    A “side effect of cancer” is growing up earlier.

    Another loved quote:
    I'm in love with you," he said quietly.
    "Augustus," I said.
    "I am," he said. He was staring at me, and I could see the corners of his eyes crinkling. "I'm in love with you, and I'm not in the business of denying myself the simple pleasure of saying true things. I'm in love with you, and I know that love is just a shout into the void, and that oblivion is inevitable, and that we're all doomed and that there will come a day when all our labor has been returned to dust, and I know the sun will swallow the only earth we'll ever have, and I am in love with you.”
    10. Talk about how you experienced this book? Is it too sad, too tragic to contemplate? Or did you find it in some way uplifting?

    It helped me appreciate everyday. It was uplifting. We all will/have experienced cancer, death. The book helped take away the awkwardness of cancer. It was just a part of their life. We all want to live, love, feel normal.


    Some of our favorite quotes:

    Grief does not change you, Hazel. It reveals you.”
     
    I fell in love the way you fall asleep: slowly, and then all at once.”
     
    Some people don't understand the promises they're making when they make them," I said.
    "Right, of course. But you keep the promise anyway. That's what love is. Love is keeping the promise anyway.”
     
    There are infinite numbers between 0 and 1. There's .1 and .12 and .112 and an infinite collection of others. Of course, there is a bigger infinite set of numbers between 0 and 2, or between 0 and a million. Some infinities are bigger than other infinities. A writer we used to like taught us that. There are days, many of them, when I resent the size of my unbounded set. I want more numbers than I'm likely to get, and God, I want more numbers for Augustus Waters than he got. But, Gus, my love, I cannot tell you how thankful I am for our little infinity. I wouldn't trade it for the world. You gave me a forever within the numbered days, and I'm grateful. 

CONTENT:
LANGUAGE/PROFANITY: Heavy (30+ swear words, sh**, f***, etc.)
SEXUALITY: Moderate/Heavy (Not necessarily explicit, but one sex scene, lots of talk of losing virginity and joking about getting laid)
DRUG/ALCOHOL USE: Moderate (Augustus always has cigarette in mouth, though he never actually smokes it, underage drinking)
INTENSE/SCARY SCENES: Heavy (Not freaky scary, just intense issues with cancer and dying) 
VIOLENCE: Mild

 

4 comments :

Ghadeer said...

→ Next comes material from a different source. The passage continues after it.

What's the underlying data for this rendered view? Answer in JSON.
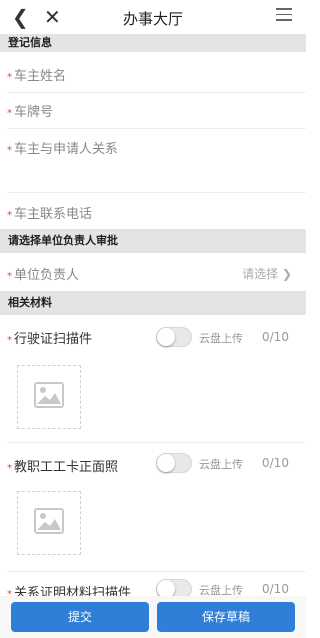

Interesting discussion questions. We read this book for our club too, and I think we generally all agreed that it was an awesome read, although some of us thought that Hazel and Augustus have been portrayed alittle too mature for their age, especially the way they talk.

Kelly said...

That topic up came up in our discussion as well and we decided that Hazel and Augustus were more mature because they had to be. Living with cancer at such a young age unfortunatly tends to make some kids grow up quicker than most. Or so we assumed.

Mirza Ghalib said...

An amazing story, that doesn't come along often. If you haven't read this book already, you need to buy it. Right now. You absolutely CANNOT be disappointed. This book leaves you in fits of laughter and in tears. You remember the characters and think about them as if you knew them personally. Beautifully written.

Kelly said...

I couldn't agree more Mirza!